The rise of the spread offense has made the college game so different from the pro game. Even traditional running powers such as Oklahoma are lining up in the shotgun, spreading the field with four or five receivers and throwing the ball all over the place. And that makes it difficult to know what you're getting when you draft a quarterback from that background.
There's a world of difference between taking snaps under center and taking snaps five or six yards farther back. Think about it: Brennan started at Hawaii for three years and never turned his back to the defense.
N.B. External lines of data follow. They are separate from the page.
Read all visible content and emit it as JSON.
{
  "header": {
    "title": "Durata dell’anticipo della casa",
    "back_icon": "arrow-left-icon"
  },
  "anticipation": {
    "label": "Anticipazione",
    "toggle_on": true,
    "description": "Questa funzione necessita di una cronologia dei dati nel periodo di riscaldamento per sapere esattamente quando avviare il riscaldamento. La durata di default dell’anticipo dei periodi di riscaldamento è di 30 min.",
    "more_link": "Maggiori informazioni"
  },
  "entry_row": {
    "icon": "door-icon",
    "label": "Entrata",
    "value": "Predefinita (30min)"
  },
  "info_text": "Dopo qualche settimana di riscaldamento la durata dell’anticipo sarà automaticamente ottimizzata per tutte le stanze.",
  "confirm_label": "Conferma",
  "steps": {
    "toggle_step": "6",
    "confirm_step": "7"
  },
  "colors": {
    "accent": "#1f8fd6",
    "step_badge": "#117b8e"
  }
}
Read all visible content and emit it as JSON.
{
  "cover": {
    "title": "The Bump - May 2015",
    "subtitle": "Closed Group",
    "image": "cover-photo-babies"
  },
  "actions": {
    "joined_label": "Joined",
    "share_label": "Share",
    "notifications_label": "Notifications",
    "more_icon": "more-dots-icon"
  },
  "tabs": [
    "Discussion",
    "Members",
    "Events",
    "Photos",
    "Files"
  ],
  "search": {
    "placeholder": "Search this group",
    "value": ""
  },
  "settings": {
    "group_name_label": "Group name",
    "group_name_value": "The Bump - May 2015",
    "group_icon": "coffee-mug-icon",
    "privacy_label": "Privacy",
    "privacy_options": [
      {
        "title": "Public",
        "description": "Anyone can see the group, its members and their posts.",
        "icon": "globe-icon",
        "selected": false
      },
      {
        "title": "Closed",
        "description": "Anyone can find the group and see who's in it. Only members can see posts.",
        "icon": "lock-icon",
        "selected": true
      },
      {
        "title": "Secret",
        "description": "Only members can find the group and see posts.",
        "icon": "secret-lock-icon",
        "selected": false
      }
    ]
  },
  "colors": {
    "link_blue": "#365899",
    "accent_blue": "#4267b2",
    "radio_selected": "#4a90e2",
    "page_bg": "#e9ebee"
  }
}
That's huge.
We take it for granted that Peyton Manning can take a snap under center, turn and fake to Joseph Addai, then turn back around and face a defense that probably was disguised when he saw it before, refocus his eyes downfield, locate an open receiver and release the ball on his fifth or seventh step. Manning makes it look easy, but it isn't. And if Brennan has never done it in college, why should we think he can learn to do it in the NFL? Alex Smith, the No. 1 pick in the 2005 draft, is still trying to figure it out. It's hard.
Teams can realistically assess the abilities of Ryan, an NFL prototype quarterback from Boston College, and Brohm, who played in a pro-style offense at Louisville. But how can they judge Brennan, Woodson and so many others who spent most of their time in spread formations? These prospects will be asked to show pro-style skills such as dropping back and executing play-action at the Combine and individual workouts, but those are artificial environments. The real world of the NFL will be less forgiving.
Think of a G.M. who invests a high pick in a spread quarterback as Forrest Gump reaching into his box of chocolates.
With no idea what he's gonna get.
Brian Baldinger, an offensive lineman for 12 NFL seasons, can be heard on Sporting News Radio and seen on FOX Sports. Listen online at http://radio.sportingnews.com
Wednesday, January 16, 2008
Source: Brian Baldinger